[Opening Recorded information section]

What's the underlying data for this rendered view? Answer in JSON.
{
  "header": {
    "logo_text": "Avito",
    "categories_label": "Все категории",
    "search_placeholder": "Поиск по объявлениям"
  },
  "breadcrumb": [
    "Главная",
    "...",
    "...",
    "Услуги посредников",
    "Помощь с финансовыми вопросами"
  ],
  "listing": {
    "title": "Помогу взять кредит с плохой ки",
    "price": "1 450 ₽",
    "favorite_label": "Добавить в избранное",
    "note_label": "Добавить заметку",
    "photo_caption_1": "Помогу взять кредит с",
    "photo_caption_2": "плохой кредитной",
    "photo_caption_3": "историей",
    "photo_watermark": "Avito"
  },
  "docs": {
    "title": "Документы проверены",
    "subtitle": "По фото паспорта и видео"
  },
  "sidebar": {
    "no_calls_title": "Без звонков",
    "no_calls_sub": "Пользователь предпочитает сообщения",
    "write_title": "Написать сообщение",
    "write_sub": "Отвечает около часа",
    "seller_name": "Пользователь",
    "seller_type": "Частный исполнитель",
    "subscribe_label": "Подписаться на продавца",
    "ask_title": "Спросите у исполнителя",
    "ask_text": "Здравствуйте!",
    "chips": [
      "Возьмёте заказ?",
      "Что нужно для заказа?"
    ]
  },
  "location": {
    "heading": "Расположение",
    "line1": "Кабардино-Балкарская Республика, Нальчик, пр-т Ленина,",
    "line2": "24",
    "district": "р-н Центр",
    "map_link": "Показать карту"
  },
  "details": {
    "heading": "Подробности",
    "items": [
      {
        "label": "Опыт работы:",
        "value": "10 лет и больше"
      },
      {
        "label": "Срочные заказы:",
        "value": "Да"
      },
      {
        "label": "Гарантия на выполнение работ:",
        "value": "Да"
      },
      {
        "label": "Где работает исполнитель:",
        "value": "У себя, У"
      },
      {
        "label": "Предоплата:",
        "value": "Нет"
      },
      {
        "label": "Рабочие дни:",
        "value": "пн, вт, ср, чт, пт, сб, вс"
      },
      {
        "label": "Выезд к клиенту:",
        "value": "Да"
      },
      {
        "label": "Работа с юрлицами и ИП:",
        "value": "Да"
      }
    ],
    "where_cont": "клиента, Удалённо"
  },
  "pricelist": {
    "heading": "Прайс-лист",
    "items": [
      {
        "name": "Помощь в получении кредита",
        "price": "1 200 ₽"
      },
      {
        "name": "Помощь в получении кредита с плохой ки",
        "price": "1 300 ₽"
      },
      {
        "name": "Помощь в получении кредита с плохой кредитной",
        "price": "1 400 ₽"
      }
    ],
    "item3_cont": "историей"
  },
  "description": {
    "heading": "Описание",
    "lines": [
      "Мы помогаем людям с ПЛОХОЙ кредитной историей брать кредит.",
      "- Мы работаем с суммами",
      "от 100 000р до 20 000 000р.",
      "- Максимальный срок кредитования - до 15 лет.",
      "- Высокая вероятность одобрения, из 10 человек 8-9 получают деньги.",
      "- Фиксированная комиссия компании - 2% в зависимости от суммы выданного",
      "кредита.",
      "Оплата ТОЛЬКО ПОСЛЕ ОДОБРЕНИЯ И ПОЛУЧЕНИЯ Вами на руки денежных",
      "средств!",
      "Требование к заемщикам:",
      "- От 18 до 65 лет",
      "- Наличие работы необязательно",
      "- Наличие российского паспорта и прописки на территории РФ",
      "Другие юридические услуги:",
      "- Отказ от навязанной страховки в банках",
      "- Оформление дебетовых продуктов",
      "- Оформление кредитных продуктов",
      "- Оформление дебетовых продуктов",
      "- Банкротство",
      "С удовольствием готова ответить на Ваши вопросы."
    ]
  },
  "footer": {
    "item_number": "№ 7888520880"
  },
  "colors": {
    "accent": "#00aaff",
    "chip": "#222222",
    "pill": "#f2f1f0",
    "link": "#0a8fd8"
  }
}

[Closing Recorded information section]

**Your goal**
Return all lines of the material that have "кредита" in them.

**Response to the exercise**
        "name": "Помощь в получении кредита",
        "name": "Помощь в получении кредита с плохой ки",
        "name": "Помощь в получении кредита с плохой кредитной",
      "кредита.",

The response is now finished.